|Won't be picking this up again.|
I haven’t been travelling much, and as that’s when I usually pick up print fashion magazines, I haven’t been nose down in very many such publications. I recently, on a whim, decided to pick up Allure – the September issue. I can’t recall a time when I’ve wanted so badly to chuck a magazine in the trash. Forgive me while I paraphrase because I wouldn’t actually buy the issue. When I reached the page where it said in title headings both “How to shop at chain stores” and “How to style cheap clothes” or maybe it was “How to wear cheap clothes” – we’re emphasizing the word CHEAP here, I started to throw up in my mouth. And then the quote immediately following the line about “CHEAP” clothes was by some stylists saying something along the lines of “Everyone’s buying cheap clothes for basics these days, it’s just what people are doing,” (Again, I am paraphrasing – but that was the general idea), I wrinkled my whole face in absolute disgust and revulsion.
If you’ve never read Allure before, it is a magazine that largely focuses on makeup, skincare products, and the like. It is a very girly magazine. They generally include a smallish fashion section. Who reads this magazine? You would guess from the content of the magazine that their market is everywoman/manygaymen in Anytown, USA. After reading that page, I would guess that no one would want to read this magazine. What an elitist soliloquy of swill. Did they forget that most people can not afford to purchase high end designer couture? There is absolutely nothing wrong with purchasing your clothes at the mall, TJ Maxx, the Salvation Army, or K-Mart: whatever you can afford as long as you are not leaving the house WITHOUT PANTS! To label everything that is not designer as “cheap,” I find unbelievably offensive. When I hear the word cheap, I don’t think inexpensive, I think made like shit. And to counter, I would like to point out that an awful lot of what the fashion mags would consider “designer,” is, in fact, made like shit. To be quite honest, unless the tag on my clothing says “Made in Italy” or any other European country where I know the person who made it was paid an acceptable living wage, the garment was most likely “made like shit.” EVEN THEN, I have a pair of ValentinoRED ballet flats, made in Italy, cost more than I feel comfortable sharing with you, and they are TERRIBLE. The bow on one shoe came unfixed after 6 or 7 wears, I had to have it fixed at the cobbler, and now the other one’s come off. I’ve mentioned before, Alice + Olivia, Vince, Joie, Kate Spade, low end Marc Jacobs, much Louis Vuitton, need I go on, is all made in CHINA. The only thing differentiating it from something you buy at Zara is the name on the tag, well, and the ridiculous amount of money you paid for it.
While I’m at it, I would also like to broach the subject of these “Lust or Must” and “Splurge or Steal” sections most of these magazines have.

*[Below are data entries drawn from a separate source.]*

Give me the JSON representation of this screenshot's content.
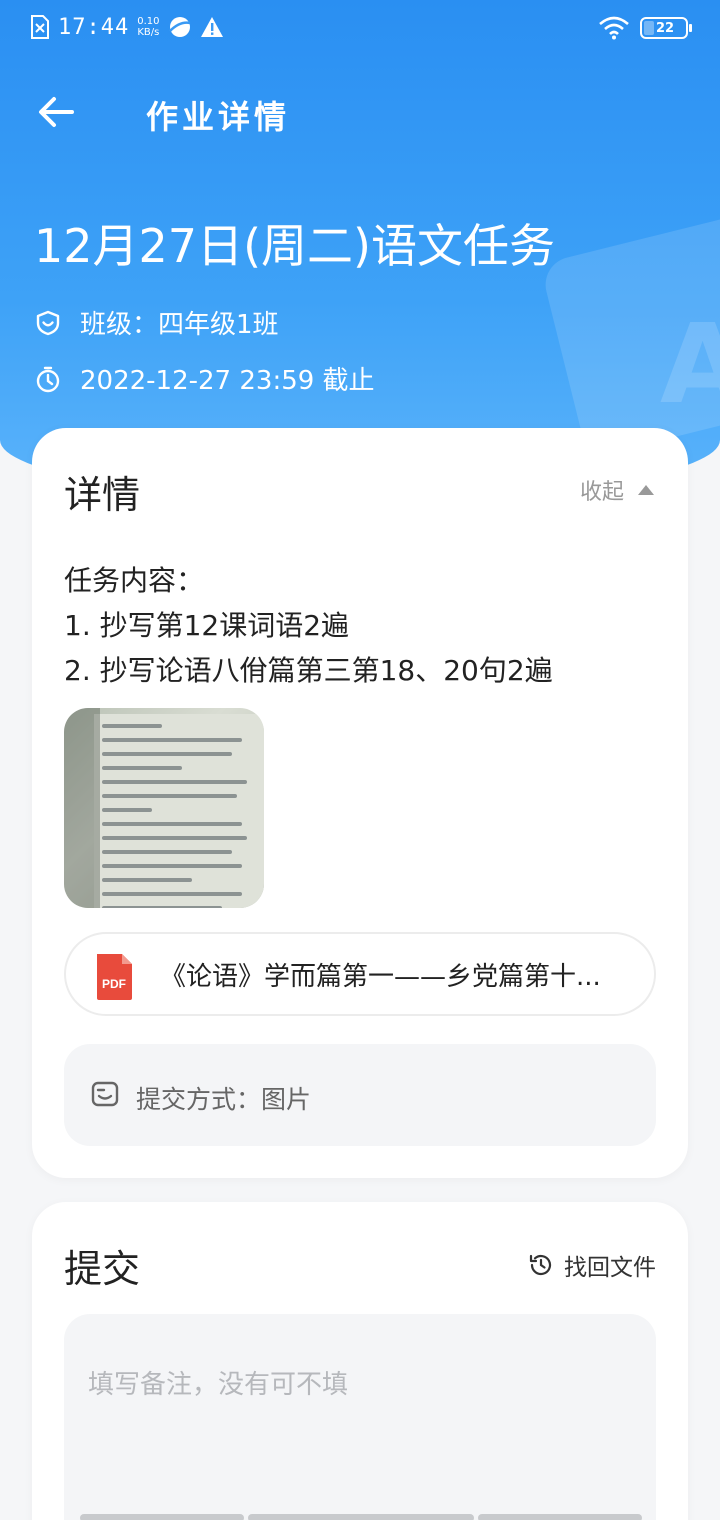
{
  "status_bar": {
    "time": "17:44",
    "net_speed_value": "0.10",
    "net_speed_unit": "KB/s",
    "battery": "22",
    "icons": [
      "sim-icon",
      "browser-icon",
      "warning-icon",
      "wifi-icon",
      "battery-icon"
    ]
  },
  "header": {
    "title": "作业详情"
  },
  "task": {
    "title": "12月27日(周二)语文任务",
    "class_label": "班级：四年级1班",
    "deadline": "2022-12-27 23:59 截止"
  },
  "detail_card": {
    "heading": "详情",
    "collapse_label": "收起",
    "content_lines": [
      "任务内容：",
      "1. 抄写第12课词语2遍",
      "2. 抄写论语八佾篇第三第18、20句2遍"
    ],
    "attachment_file": {
      "type_label": "PDF",
      "name": "《论语》学而篇第一——乡党篇第十..."
    },
    "submit_method": "提交方式：图片"
  },
  "submit_card": {
    "heading": "提交",
    "recover_label": "找回文件",
    "note_placeholder": "填写备注，没有可不填"
  },
  "colors": {
    "header_blue": "#2a8ff2",
    "pdf_red": "#e84b3c"
  }
}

They have no problem identifying Lust and Splurge items. Defining “Must” and “Steal” however, seems to have confounded the editors at fashion magazines like Elle and Marie Claire. My idea of a must is going to the Gap outlet and finding a t-shirt on the clearance rack for $3. Granted, I realize that when trying to mimic the styling of an expensive outfit on a budget, $3 will not get you anywhere. Unfortunate for the aforementioned editing teams, I do have the sense to know that anything that costs more than $100 is NOT a must, unless you are buying a car. $100 for a brand new car? That is a must. I can’t recall the last time I saw one of these price comparison editorials that didn’t have at least a couple (mmm, more than half would probably be more accurate) of “steals” that cost a few hundred. Adding insult to injury, the proposed “steals” are usually not even a close second to the original - multiple hundred dollar ugly knockoffs. The only steal going on is the retailer putting your dollars in their till.
I’m not sure what these magazines are trying to tell us. Are we not good enough to be their readers? Are we style-devoid buffoons who need a bunch of dimwits to tell us how to wear our “cheap” clothes? I, for one, am sick of the media – ANY AND ALL OF THEM – trying to tell me that my thoughts and suppositions are wrong, lying to me, and acting like they are the high court for the world’s celebrities. Perhaps I expect too much from a section of society that acts like overpaid busybodies. It seems you can’t expect much from anyone in the public eye these days.